"Everything is focused on the big players, so it allows the other guys to score," said Carey. "It's like we focus on [Cam] Neely and [Ray] Bourque and [Adam] Oates, not because the other guys on the team aren't good, but because they're Neely and Bourque and Oates.
"It's like Michael Jordan. When he's there at the end of the game, everything closes in on him. So when it's down to the last five seconds, Chicago gives it to someone else because everyone is focused on Jordan."
Caps rookie defenseman Ken Klee slapped the puck toward the Bruins goal 4:26 into the second period, and Nelson tapped it home for the 1-0 lead.
Nelson didn't even make the pre-game notes because he was called up from Portland and arrived yesterday just in time to suit up for the game.

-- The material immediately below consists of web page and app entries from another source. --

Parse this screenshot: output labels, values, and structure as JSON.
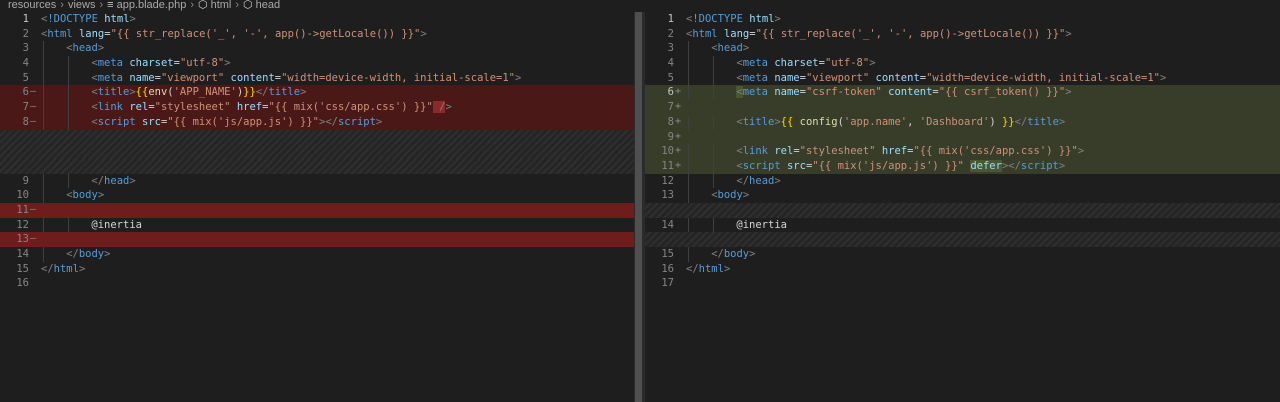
{
  "breadcrumb": {
    "items": [
      {
        "label": "resources",
        "icon": null
      },
      {
        "label": "views",
        "icon": null
      },
      {
        "label": "app.blade.php",
        "icon": "file-icon"
      },
      {
        "label": "html",
        "icon": "cube-icon"
      },
      {
        "label": "head",
        "icon": "cube-icon"
      }
    ]
  },
  "colors": {
    "background": "#1e1e1e",
    "deleted_line": "#4b1818",
    "inserted_line": "#373d29",
    "tag": "#569cd6",
    "attribute": "#9cdcfe",
    "string": "#ce9178"
  },
  "left": {
    "lines": [
      {
        "num": "1",
        "marker": "",
        "state": "",
        "indent": 0,
        "tokens": [
          [
            "punct",
            "<"
          ],
          [
            "tag",
            "!DOCTYPE"
          ],
          [
            "txt",
            " "
          ],
          [
            "attr",
            "html"
          ],
          [
            "punct",
            ">"
          ]
        ]
      },
      {
        "num": "2",
        "marker": "",
        "state": "",
        "indent": 0,
        "tokens": [
          [
            "punct",
            "<"
          ],
          [
            "tag",
            "html"
          ],
          [
            "txt",
            " "
          ],
          [
            "attr",
            "lang"
          ],
          [
            "txt",
            "="
          ],
          [
            "str",
            "\"{{ str_replace('_', '-', app()->getLocale()) }}\""
          ],
          [
            "punct",
            ">"
          ]
        ]
      },
      {
        "num": "3",
        "marker": "",
        "state": "",
        "indent": 1,
        "tokens": [
          [
            "punct",
            "<"
          ],
          [
            "tag",
            "head"
          ],
          [
            "punct",
            ">"
          ]
        ]
      },
      {
        "num": "4",
        "marker": "",
        "state": "",
        "indent": 2,
        "tokens": [
          [
            "punct",
            "<"
          ],
          [
            "tag",
            "meta"
          ],
          [
            "txt",
            " "
          ],
          [
            "attr",
            "charset"
          ],
          [
            "txt",
            "="
          ],
          [
            "str",
            "\"utf-8\""
          ],
          [
            "punct",
            ">"
          ]
        ]
      },
      {
        "num": "5",
        "marker": "",
        "state": "",
        "indent": 2,
        "tokens": [
          [
            "punct",
            "<"
          ],
          [
            "tag",
            "meta"
          ],
          [
            "txt",
            " "
          ],
          [
            "attr",
            "name"
          ],
          [
            "txt",
            "="
          ],
          [
            "str",
            "\"viewport\""
          ],
          [
            "txt",
            " "
          ],
          [
            "attr",
            "content"
          ],
          [
            "txt",
            "="
          ],
          [
            "str",
            "\"width=device-width, initial-scale=1\""
          ],
          [
            "punct",
            ">"
          ]
        ]
      },
      {
        "num": "6",
        "marker": "—",
        "state": "del",
        "indent": 2,
        "tokens": [
          [
            "punct",
            "<"
          ],
          [
            "tag",
            "title"
          ],
          [
            "punct",
            ">"
          ],
          [
            "brace",
            "{{"
          ],
          [
            "fn",
            "env"
          ],
          [
            "txt",
            "("
          ],
          [
            "str",
            "'APP_NAME'"
          ],
          [
            "txt",
            ")"
          ],
          [
            "brace",
            "}}"
          ],
          [
            "punct",
            "</"
          ],
          [
            "tag",
            "title"
          ],
          [
            "punct",
            ">"
          ]
        ]
      },
      {
        "num": "7",
        "marker": "—",
        "state": "del",
        "indent": 2,
        "tokens": [
          [
            "punct",
            "<"
          ],
          [
            "tag",
            "link"
          ],
          [
            "txt",
            " "
          ],
          [
            "attr",
            "rel"
          ],
          [
            "txt",
            "="
          ],
          [
            "str",
            "\"stylesheet\""
          ],
          [
            "txt",
            " "
          ],
          [
            "attr",
            "href"
          ],
          [
            "txt",
            "="
          ],
          [
            "str",
            "\"{{ mix('css/app.css') }}\""
          ],
          [
            "hl-del",
            " /"
          ],
          [
            "punct",
            ">"
          ]
        ]
      },
      {
        "num": "8",
        "marker": "—",
        "state": "del",
        "indent": 2,
        "tokens": [
          [
            "punct",
            "<"
          ],
          [
            "tag",
            "script"
          ],
          [
            "txt",
            " "
          ],
          [
            "attr",
            "src"
          ],
          [
            "txt",
            "="
          ],
          [
            "str",
            "\"{{ mix('js/app.js') }}\""
          ],
          [
            "punct",
            ">"
          ],
          [
            "punct",
            "</"
          ],
          [
            "tag",
            "script"
          ],
          [
            "punct",
            ">"
          ]
        ]
      },
      {
        "num": "",
        "marker": "",
        "state": "filler",
        "indent": 0,
        "tokens": []
      },
      {
        "num": "",
        "marker": "",
        "state": "filler",
        "indent": 0,
        "tokens": []
      },
      {
        "num": "",
        "marker": "",
        "state": "filler",
        "indent": 0,
        "tokens": []
      },
      {
        "num": "9",
        "marker": "",
        "state": "",
        "indent": 2,
        "tokens": [
          [
            "punct",
            "</"
          ],
          [
            "tag",
            "head"
          ],
          [
            "punct",
            ">"
          ]
        ]
      },
      {
        "num": "10",
        "marker": "",
        "state": "",
        "indent": 1,
        "tokens": [
          [
            "punct",
            "<"
          ],
          [
            "tag",
            "body"
          ],
          [
            "punct",
            ">"
          ]
        ]
      },
      {
        "num": "11",
        "marker": "—",
        "state": "del-strong",
        "indent": 0,
        "tokens": []
      },
      {
        "num": "12",
        "marker": "",
        "state": "",
        "indent": 2,
        "tokens": [
          [
            "txt",
            "@inertia"
          ]
        ]
      },
      {
        "num": "13",
        "marker": "—",
        "state": "del-strong",
        "indent": 0,
        "tokens": []
      },
      {
        "num": "14",
        "marker": "",
        "state": "",
        "indent": 1,
        "tokens": [
          [
            "punct",
            "</"
          ],
          [
            "tag",
            "body"
          ],
          [
            "punct",
            ">"
          ]
        ]
      },
      {
        "num": "15",
        "marker": "",
        "state": "",
        "indent": 0,
        "tokens": [
          [
            "punct",
            "</"
          ],
          [
            "tag",
            "html"
          ],
          [
            "punct",
            ">"
          ]
        ]
      },
      {
        "num": "16",
        "marker": "",
        "state": "",
        "indent": 0,
        "tokens": []
      }
    ]
  },
  "right": {
    "lines": [
      {
        "num": "1",
        "marker": "",
        "state": "",
        "indent": 0,
        "tokens": [
          [
            "punct",
            "<"
          ],
          [
            "tag",
            "!DOCTYPE"
          ],
          [
            "txt",
            " "
          ],
          [
            "attr",
            "html"
          ],
          [
            "punct",
            ">"
          ]
        ]
      },
      {
        "num": "2",
        "marker": "",
        "state": "",
        "indent": 0,
        "tokens": [
          [
            "punct",
            "<"
          ],
          [
            "tag",
            "html"
          ],
          [
            "txt",
            " "
          ],
          [
            "attr",
            "lang"
          ],
          [
            "txt",
            "="
          ],
          [
            "str",
            "\"{{ str_replace('_', '-', app()->getLocale()) }}\""
          ],
          [
            "punct",
            ">"
          ]
        ]
      },
      {
        "num": "3",
        "marker": "",
        "state": "",
        "indent": 1,
        "tokens": [
          [
            "punct",
            "<"
          ],
          [
            "tag",
            "head"
          ],
          [
            "punct",
            ">"
          ]
        ]
      },
      {
        "num": "4",
        "marker": "",
        "state": "",
        "indent": 2,
        "tokens": [
          [
            "punct",
            "<"
          ],
          [
            "tag",
            "meta"
          ],
          [
            "txt",
            " "
          ],
          [
            "attr",
            "charset"
          ],
          [
            "txt",
            "="
          ],
          [
            "str",
            "\"utf-8\""
          ],
          [
            "punct",
            ">"
          ]
        ]
      },
      {
        "num": "5",
        "marker": "",
        "state": "",
        "indent": 2,
        "tokens": [
          [
            "punct",
            "<"
          ],
          [
            "tag",
            "meta"
          ],
          [
            "txt",
            " "
          ],
          [
            "attr",
            "name"
          ],
          [
            "txt",
            "="
          ],
          [
            "str",
            "\"viewport\""
          ],
          [
            "txt",
            " "
          ],
          [
            "attr",
            "content"
          ],
          [
            "txt",
            "="
          ],
          [
            "str",
            "\"width=device-width, initial-scale=1\""
          ],
          [
            "punct",
            ">"
          ]
        ]
      },
      {
        "num": "6",
        "marker": "+",
        "state": "ins",
        "indent": 2,
        "tokens": [
          [
            "hl-ins",
            "<"
          ],
          [
            "tag",
            "meta"
          ],
          [
            "txt",
            " "
          ],
          [
            "attr",
            "name"
          ],
          [
            "txt",
            "="
          ],
          [
            "str",
            "\"csrf-token\""
          ],
          [
            "txt",
            " "
          ],
          [
            "attr",
            "content"
          ],
          [
            "txt",
            "="
          ],
          [
            "str",
            "\"{{ csrf_token() }}\""
          ],
          [
            "punct",
            ">"
          ]
        ]
      },
      {
        "num": "7",
        "marker": "+",
        "state": "ins",
        "indent": 0,
        "tokens": []
      },
      {
        "num": "8",
        "marker": "+",
        "state": "ins",
        "indent": 2,
        "tokens": [
          [
            "punct",
            "<"
          ],
          [
            "tag",
            "title"
          ],
          [
            "punct",
            ">"
          ],
          [
            "brace",
            "{{"
          ],
          [
            "fn",
            " config"
          ],
          [
            "txt",
            "("
          ],
          [
            "str",
            "'app.name'"
          ],
          [
            "txt",
            ", "
          ],
          [
            "str",
            "'Dashboard'"
          ],
          [
            "txt",
            ") "
          ],
          [
            "brace",
            "}}"
          ],
          [
            "punct",
            "</"
          ],
          [
            "tag",
            "title"
          ],
          [
            "punct",
            ">"
          ]
        ]
      },
      {
        "num": "9",
        "marker": "+",
        "state": "ins",
        "indent": 0,
        "tokens": []
      },
      {
        "num": "10",
        "marker": "+",
        "state": "ins",
        "indent": 2,
        "tokens": [
          [
            "punct",
            "<"
          ],
          [
            "tag",
            "link"
          ],
          [
            "txt",
            " "
          ],
          [
            "attr",
            "rel"
          ],
          [
            "txt",
            "="
          ],
          [
            "str",
            "\"stylesheet\""
          ],
          [
            "txt",
            " "
          ],
          [
            "attr",
            "href"
          ],
          [
            "txt",
            "="
          ],
          [
            "str",
            "\"{{ mix('css/app.css') }}\""
          ],
          [
            "punct",
            ">"
          ]
        ]
      },
      {
        "num": "11",
        "marker": "+",
        "state": "ins",
        "indent": 2,
        "tokens": [
          [
            "punct",
            "<"
          ],
          [
            "tag",
            "script"
          ],
          [
            "txt",
            " "
          ],
          [
            "attr",
            "src"
          ],
          [
            "txt",
            "="
          ],
          [
            "str",
            "\"{{ mix('js/app.js') }}\""
          ],
          [
            "txt",
            " "
          ],
          [
            "hl-ins",
            "defer"
          ],
          [
            "punct",
            "></"
          ],
          [
            "tag",
            "script"
          ],
          [
            "punct",
            ">"
          ]
        ]
      },
      {
        "num": "12",
        "marker": "",
        "state": "",
        "indent": 2,
        "tokens": [
          [
            "punct",
            "</"
          ],
          [
            "tag",
            "head"
          ],
          [
            "punct",
            ">"
          ]
        ]
      },
      {
        "num": "13",
        "marker": "",
        "state": "",
        "indent": 1,
        "tokens": [
          [
            "punct",
            "<"
          ],
          [
            "tag",
            "body"
          ],
          [
            "punct",
            ">"
          ]
        ]
      },
      {
        "num": "",
        "marker": "",
        "state": "filler",
        "indent": 0,
        "tokens": []
      },
      {
        "num": "14",
        "marker": "",
        "state": "",
        "indent": 2,
        "tokens": [
          [
            "txt",
            "@inertia"
          ]
        ]
      },
      {
        "num": "",
        "marker": "",
        "state": "filler",
        "indent": 0,
        "tokens": []
      },
      {
        "num": "15",
        "marker": "",
        "state": "",
        "indent": 1,
        "tokens": [
          [
            "punct",
            "</"
          ],
          [
            "tag",
            "body"
          ],
          [
            "punct",
            ">"
          ]
        ]
      },
      {
        "num": "16",
        "marker": "",
        "state": "",
        "indent": 0,
        "tokens": [
          [
            "punct",
            "</"
          ],
          [
            "tag",
            "html"
          ],
          [
            "punct",
            ">"
          ]
        ]
      },
      {
        "num": "17",
        "marker": "",
        "state": "",
        "indent": 0,
        "tokens": []
      }
    ]
  }
}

"Sometimes someone who is out there doing the mucking is going to get a goal," said Nelson, who scored for the first time in the NHL. "And that helps out. That takes some of the pressure off the guys who are usually doing the scoring on a night when they don't have it."
Boston's goal also came from an unexpected quarter. It was defenseman Alexei Kasatonov, with 11:25 gone in the third, who tied the game on his first goal of the season.
And then it was Miller time.
"It was the kind of patient, controlled play you see goal scorers make," said Schoenfeld. "Kelly has scored some big goals for us and whether we expect that kind of play from him or not, we're very happy to have it."
Boston ... 0 0 1 -- 1
Washington 0 1 1 -- 2
First period--No scoring. Penalties--Cote, Was, major-game misconduct (checking from behind), 6:08; Murray, Bos (high-sticking), 12:42; Ruhloff, Bos (holding), 19:00.
Second period--1, Washington, Nelson 1 (Klee), 4:24. Penalties--Murray, Bos (hooking), 18:09; Khristich, Was (holding), 18:28.
Third period--2, Boston, Kasatonov 1 (Oates, Donato), 11:25. 3, Washington, Miller 7 (Tinordi, Hunter), 17:59. Penalty--Klee, Was (interference), 9:12.
Shots on goal--Boston 6-9-11--26. Washington 7-4-4--15. dTC Power-play opportunities--Boston 0 of 3; Washington 0 of 3. Goalies--Boston, Lacher 14-8-1 (15 shots-13 saves). Washington, Carey 12-2-2 (26-25). A--16,223 (18,130). Referee--Mark Faucette. Linesmen--Gord Broseker, Dan Schachte.